- This interlocking block system allows for the offsite fabrication of interlocking earth bricks using local laterite from the respective region.
- This system allows for each facility to be constructed with speed and consistency across the various sites.
- Coupled with the use of the modular roof truss systems and interlocking, insulated roofing sheets- the re-designed facilities will be erected as a new staple of modular, sustainable components.
Hospital Planning Strategies
- Updated organizational and planning strategy to allow for improved spatial arrangement through efficient room adjacencies in response to the demands of both everyday medical needs as well as the current pandemic.
- Improved circulation efficiency through the introduction of a dual arterial walkway system.

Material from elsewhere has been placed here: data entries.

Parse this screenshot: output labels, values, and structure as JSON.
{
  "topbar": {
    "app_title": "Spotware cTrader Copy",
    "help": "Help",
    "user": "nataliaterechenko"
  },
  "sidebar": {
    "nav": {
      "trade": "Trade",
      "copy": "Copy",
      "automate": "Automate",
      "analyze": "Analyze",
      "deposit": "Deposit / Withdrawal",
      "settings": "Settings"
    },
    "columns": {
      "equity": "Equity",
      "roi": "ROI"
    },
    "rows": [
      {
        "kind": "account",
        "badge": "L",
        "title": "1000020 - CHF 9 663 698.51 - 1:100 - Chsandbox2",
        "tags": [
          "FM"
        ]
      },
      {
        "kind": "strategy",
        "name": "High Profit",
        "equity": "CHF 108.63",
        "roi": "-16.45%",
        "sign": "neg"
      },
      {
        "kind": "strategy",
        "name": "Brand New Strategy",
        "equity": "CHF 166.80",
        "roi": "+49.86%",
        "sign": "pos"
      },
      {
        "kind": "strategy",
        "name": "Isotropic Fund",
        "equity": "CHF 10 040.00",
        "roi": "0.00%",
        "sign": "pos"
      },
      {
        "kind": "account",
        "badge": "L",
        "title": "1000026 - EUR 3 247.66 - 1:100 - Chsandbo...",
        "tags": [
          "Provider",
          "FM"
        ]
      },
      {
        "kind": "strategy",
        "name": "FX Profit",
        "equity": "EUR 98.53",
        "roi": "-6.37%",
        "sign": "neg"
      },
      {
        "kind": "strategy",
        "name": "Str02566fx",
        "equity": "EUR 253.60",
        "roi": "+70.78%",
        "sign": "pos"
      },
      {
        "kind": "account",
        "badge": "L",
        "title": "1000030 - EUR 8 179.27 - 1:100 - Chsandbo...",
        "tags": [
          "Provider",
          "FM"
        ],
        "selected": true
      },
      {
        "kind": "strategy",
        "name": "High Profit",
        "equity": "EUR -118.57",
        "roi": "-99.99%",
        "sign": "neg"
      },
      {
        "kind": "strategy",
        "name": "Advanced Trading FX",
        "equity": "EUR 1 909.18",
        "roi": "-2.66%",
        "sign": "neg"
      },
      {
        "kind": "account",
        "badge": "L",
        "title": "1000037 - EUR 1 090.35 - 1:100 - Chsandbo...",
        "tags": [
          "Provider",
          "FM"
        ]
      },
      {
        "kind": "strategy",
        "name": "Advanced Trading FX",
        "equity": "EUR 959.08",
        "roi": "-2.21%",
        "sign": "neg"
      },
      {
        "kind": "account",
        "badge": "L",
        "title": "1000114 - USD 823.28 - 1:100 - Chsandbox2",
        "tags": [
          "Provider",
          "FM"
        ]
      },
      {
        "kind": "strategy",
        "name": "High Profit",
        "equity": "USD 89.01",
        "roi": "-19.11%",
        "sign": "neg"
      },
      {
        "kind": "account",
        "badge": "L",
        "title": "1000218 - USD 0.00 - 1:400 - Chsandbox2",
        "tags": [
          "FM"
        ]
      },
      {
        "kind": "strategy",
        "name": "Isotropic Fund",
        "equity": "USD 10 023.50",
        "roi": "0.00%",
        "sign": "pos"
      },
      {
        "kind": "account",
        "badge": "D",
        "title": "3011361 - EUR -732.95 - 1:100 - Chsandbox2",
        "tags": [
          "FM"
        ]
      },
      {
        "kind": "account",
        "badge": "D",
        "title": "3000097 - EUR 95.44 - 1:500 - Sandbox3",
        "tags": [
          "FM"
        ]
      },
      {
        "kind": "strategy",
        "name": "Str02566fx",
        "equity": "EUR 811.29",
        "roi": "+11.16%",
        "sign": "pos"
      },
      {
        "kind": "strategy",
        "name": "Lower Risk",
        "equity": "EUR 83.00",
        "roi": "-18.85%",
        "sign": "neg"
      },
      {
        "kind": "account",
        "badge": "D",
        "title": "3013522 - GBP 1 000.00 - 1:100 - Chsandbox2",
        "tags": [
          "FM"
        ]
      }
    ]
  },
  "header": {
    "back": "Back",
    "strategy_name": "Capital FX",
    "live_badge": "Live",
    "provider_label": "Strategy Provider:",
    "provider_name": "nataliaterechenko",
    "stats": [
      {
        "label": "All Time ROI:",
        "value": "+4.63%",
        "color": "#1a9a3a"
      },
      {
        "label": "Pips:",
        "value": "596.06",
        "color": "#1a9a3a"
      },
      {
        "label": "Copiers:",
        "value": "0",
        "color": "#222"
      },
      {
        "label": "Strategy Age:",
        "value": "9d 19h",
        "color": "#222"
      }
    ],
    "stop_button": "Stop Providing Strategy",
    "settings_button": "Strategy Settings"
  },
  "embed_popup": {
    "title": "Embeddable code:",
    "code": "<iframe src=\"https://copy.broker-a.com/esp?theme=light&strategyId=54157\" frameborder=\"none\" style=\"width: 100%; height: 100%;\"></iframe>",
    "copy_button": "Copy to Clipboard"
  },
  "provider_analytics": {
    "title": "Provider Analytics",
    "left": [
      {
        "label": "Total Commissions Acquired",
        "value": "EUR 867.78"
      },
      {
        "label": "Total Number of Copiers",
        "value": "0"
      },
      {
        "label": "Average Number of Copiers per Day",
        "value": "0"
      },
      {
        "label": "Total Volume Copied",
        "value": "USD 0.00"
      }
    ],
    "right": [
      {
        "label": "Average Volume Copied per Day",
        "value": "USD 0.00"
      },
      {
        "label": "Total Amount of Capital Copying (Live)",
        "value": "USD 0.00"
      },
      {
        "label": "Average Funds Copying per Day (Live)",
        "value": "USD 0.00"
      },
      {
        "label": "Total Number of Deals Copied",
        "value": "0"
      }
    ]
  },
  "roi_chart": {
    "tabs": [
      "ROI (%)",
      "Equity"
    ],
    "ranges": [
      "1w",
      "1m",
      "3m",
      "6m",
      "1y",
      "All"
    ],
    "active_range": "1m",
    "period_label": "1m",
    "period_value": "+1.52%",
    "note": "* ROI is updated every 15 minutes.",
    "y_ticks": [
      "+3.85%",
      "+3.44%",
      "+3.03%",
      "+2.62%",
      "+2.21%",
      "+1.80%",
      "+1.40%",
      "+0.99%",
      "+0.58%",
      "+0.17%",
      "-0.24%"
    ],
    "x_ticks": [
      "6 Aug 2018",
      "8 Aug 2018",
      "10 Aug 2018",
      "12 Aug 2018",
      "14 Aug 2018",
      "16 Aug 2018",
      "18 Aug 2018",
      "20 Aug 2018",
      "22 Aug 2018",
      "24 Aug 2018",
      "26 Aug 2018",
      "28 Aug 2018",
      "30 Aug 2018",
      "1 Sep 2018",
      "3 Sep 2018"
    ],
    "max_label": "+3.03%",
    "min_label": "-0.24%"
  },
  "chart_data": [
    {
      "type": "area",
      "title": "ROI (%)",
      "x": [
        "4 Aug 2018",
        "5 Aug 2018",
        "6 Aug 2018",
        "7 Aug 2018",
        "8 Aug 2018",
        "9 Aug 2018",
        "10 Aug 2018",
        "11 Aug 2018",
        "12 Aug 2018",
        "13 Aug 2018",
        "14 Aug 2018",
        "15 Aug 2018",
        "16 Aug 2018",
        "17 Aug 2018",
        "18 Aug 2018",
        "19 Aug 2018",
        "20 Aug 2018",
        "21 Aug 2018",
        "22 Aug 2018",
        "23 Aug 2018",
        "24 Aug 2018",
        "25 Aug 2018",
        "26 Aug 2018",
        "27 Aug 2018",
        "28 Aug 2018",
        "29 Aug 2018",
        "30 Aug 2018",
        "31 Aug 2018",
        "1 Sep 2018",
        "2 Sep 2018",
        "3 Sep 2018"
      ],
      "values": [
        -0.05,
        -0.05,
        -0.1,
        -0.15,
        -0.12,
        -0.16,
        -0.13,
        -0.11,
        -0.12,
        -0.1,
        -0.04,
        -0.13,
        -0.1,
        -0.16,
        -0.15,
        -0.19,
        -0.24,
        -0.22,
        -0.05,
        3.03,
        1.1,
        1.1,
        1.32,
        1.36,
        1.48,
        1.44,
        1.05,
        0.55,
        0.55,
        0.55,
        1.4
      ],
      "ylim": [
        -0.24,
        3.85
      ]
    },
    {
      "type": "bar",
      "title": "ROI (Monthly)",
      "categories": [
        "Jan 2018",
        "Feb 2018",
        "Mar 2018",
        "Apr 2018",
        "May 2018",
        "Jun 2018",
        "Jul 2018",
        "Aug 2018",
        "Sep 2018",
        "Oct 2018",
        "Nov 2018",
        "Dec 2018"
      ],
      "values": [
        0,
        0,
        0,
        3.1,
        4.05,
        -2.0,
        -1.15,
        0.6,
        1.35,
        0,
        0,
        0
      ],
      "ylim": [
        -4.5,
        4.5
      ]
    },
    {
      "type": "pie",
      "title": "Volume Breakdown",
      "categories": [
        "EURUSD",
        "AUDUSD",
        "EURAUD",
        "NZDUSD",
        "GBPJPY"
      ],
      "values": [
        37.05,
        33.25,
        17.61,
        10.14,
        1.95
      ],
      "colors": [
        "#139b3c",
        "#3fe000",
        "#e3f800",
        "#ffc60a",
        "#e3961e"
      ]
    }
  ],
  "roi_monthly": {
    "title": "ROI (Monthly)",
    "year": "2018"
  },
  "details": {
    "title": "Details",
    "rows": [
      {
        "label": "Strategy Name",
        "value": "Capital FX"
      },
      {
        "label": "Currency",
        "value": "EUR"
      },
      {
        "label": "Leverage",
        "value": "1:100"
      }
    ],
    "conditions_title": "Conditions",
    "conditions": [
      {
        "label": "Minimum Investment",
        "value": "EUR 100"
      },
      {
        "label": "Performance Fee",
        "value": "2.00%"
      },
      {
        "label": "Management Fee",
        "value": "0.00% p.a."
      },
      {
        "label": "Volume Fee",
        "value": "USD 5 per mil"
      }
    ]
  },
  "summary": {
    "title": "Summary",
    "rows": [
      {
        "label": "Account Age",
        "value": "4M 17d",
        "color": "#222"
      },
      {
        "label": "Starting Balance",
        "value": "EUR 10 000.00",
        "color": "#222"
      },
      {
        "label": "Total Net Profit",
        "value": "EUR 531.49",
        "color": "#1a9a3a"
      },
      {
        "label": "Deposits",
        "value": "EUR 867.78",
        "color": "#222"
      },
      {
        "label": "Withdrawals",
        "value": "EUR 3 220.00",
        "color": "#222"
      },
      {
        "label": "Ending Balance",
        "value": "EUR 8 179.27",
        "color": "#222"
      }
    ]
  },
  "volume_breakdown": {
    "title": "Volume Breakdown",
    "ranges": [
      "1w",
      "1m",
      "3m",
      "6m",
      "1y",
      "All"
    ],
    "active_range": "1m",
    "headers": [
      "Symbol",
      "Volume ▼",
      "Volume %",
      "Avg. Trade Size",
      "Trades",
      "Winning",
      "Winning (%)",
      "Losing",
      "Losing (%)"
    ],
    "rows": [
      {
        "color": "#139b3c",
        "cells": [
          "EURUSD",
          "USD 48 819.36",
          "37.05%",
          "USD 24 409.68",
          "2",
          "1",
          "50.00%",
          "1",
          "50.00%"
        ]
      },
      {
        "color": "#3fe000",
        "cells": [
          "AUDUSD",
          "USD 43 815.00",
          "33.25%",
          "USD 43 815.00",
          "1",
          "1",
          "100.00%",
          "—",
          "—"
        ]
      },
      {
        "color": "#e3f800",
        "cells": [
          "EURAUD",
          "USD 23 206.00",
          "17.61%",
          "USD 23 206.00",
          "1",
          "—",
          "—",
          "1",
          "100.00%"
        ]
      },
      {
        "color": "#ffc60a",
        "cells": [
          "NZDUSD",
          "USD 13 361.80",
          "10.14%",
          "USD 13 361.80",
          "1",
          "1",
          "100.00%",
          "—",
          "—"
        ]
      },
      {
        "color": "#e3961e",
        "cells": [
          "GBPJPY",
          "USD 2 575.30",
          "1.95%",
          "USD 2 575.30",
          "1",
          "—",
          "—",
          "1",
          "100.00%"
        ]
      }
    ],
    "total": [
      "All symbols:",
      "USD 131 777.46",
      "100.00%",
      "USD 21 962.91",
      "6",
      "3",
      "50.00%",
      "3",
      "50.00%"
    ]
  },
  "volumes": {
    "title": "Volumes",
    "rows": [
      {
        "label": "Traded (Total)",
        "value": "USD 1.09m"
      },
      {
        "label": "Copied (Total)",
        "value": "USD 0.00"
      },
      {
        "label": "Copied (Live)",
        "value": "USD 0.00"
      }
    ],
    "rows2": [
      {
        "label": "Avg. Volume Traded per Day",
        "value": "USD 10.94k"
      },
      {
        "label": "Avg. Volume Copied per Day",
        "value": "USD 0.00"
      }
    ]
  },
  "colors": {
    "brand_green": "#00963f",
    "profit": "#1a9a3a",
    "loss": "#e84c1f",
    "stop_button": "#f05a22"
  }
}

This helps to accommodate the increased traffic from the additional medical spaces and provides more efficient circulation between patients, staff, and visitors.
- Low carbon footprint achieved using locally sourced and produced interlocking earth bricks for the building envelope.
- Use of thermal mass and locally manufactured insulated roofing systems mitigate heat transfer to provide a more temperate interior climate.
- Utilize best practice in passive & natural ventilation strategies contributing to overall thermal comfort and improved internal air quality (mitigation for COVID-19).
- Material sourcing is majority locally specified with bare minimum use of imported materials to maintain an overall lower embodied carbon footprint.